** Opening MATERIAL SUPPLIED block **

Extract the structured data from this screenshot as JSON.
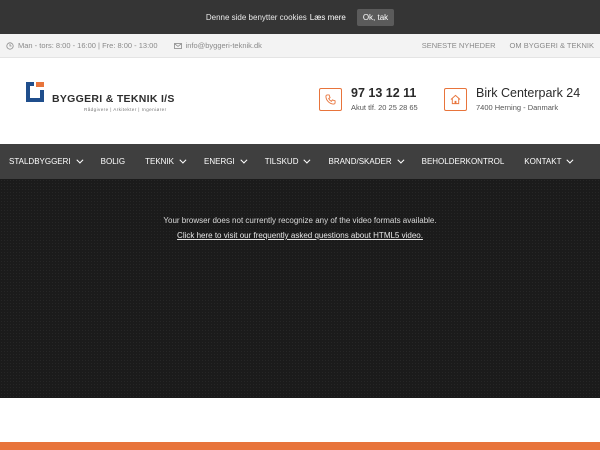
{
  "cookie": {
    "text": "Denne side benytter cookies",
    "more_link": "Læs mere",
    "ok_button": "Ok, tak"
  },
  "info_bar": {
    "hours": "Man - tors: 8:00 - 16:00 | Fre: 8:00 - 13:00",
    "email": "info@byggeri-teknik.dk",
    "links": [
      "SENESTE NYHEDER",
      "OM BYGGERI & TEKNIK"
    ]
  },
  "logo": {
    "name": "BYGGERI & TEKNIK I/S",
    "tagline": "Rådgivere | Arkitekter | Ingeniører"
  },
  "phone": {
    "number": "97 13 12 11",
    "sub": "Akut tlf. 20 25 28 65"
  },
  "address": {
    "street": "Birk Centerpark 24",
    "city": "7400 Herning - Danmark"
  },
  "nav": {
    "items": [
      {
        "label": "STALDBYGGERI",
        "dropdown": true
      },
      {
        "label": "BOLIG",
        "dropdown": false
      },
      {
        "label": "TEKNIK",
        "dropdown": true
      },
      {
        "label": "ENERGI",
        "dropdown": true
      },
      {
        "label": "TILSKUD",
        "dropdown": true
      },
      {
        "label": "BRAND/SKADER",
        "dropdown": true
      },
      {
        "label": "BEHOLDERKONTROL",
        "dropdown": false
      },
      {
        "label": "KONTAKT",
        "dropdown": true
      }
    ]
  },
  "video": {
    "message": "Your browser does not currently recognize any of the video formats available.",
    "link": "Click here to visit our frequently asked questions about HTML5 video."
  },
  "colors": {
    "accent": "#e8743b",
    "nav_bg": "#3f3f3f",
    "cookie_bg": "#353535",
    "logo_blue": "#1f4e8c"
  }
}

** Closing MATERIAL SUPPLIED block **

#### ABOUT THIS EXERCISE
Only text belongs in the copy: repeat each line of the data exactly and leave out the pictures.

#### YOUR RESPONSE
Extract the structured data from this screenshot as JSON.
{
  "cookie": {
    "text": "Denne side benytter cookies",
    "more_link": "Læs mere",
    "ok_button": "Ok, tak"
  },
  "info_bar": {
    "hours": "Man - tors: 8:00 - 16:00 | Fre: 8:00 - 13:00",
    "email": "info@byggeri-teknik.dk",
    "links": [
      "SENESTE NYHEDER",
      "OM BYGGERI & TEKNIK"
    ]
  },
  "logo": {
    "name": "BYGGERI & TEKNIK I/S",
    "tagline": "Rådgivere | Arkitekter | Ingeniører"
  },
  "phone": {
    "number": "97 13 12 11",
    "sub": "Akut tlf. 20 25 28 65"
  },
  "address": {
    "street": "Birk Centerpark 24",
    "city": "7400 Herning - Danmark"
  },
  "nav": {
    "items": [
      {
        "label": "STALDBYGGERI",
        "dropdown": true
      },
      {
        "label": "BOLIG",
        "dropdown": false
      },
      {
        "label": "TEKNIK",
        "dropdown": true
      },
      {
        "label": "ENERGI",
        "dropdown": true
      },
      {
        "label": "TILSKUD",
        "dropdown": true
      },
      {
        "label": "BRAND/SKADER",
        "dropdown": true
      },
      {
        "label": "BEHOLDERKONTROL",
        "dropdown": false
      },
      {
        "label": "KONTAKT",
        "dropdown": true
      }
    ]
  },
  "video": {
    "message": "Your browser does not currently recognize any of the video formats available.",
    "link": "Click here to visit our frequently asked questions about HTML5 video."
  },
  "colors": {
    "accent": "#e8743b",
    "nav_bg": "#3f3f3f",
    "cookie_bg": "#353535",
    "logo_blue": "#1f4e8c"
  }
}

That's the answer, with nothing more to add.